**Work to complete**. Scan the lines below for "Thần" and copy the matches.

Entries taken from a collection
== Segment start ==

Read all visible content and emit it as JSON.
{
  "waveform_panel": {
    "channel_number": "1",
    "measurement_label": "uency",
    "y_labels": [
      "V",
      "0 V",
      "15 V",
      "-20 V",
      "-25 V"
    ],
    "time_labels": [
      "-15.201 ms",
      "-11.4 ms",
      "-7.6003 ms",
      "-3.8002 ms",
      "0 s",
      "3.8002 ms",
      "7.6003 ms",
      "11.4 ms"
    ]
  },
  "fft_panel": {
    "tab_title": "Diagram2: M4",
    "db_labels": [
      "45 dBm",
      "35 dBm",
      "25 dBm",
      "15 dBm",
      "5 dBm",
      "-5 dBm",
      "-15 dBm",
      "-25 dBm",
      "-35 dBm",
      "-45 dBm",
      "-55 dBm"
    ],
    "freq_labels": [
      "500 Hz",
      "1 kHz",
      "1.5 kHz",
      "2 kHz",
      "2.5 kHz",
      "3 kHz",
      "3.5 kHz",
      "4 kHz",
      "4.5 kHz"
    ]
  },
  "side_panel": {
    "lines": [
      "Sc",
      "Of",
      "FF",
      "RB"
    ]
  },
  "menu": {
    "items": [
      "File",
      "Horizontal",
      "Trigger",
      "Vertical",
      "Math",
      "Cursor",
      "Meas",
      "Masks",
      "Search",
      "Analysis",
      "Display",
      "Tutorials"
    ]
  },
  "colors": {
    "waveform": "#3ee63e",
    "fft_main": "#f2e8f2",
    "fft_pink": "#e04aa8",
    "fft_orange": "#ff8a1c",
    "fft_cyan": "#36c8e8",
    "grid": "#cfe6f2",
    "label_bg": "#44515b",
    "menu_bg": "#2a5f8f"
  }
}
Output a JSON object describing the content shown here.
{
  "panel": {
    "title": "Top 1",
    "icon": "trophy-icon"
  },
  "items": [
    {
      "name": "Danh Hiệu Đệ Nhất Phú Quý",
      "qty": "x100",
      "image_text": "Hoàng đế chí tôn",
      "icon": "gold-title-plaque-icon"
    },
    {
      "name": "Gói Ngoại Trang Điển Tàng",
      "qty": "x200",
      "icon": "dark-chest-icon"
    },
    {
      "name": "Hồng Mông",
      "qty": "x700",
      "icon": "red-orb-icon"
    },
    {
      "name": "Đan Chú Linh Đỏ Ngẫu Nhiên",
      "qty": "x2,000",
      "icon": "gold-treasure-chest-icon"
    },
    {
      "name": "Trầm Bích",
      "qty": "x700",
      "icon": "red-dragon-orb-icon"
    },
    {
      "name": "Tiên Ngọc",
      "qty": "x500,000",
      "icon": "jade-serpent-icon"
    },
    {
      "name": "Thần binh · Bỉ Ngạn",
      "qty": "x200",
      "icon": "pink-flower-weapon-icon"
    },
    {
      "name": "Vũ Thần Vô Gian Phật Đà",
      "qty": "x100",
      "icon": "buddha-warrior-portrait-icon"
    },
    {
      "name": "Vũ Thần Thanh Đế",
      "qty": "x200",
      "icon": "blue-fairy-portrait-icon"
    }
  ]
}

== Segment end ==

**Reply**.
      "name": "Thần binh · Bỉ Ngạn",
      "name": "Vũ Thần Vô Gian Phật Đà",
      "name": "Vũ Thần Thanh Đế",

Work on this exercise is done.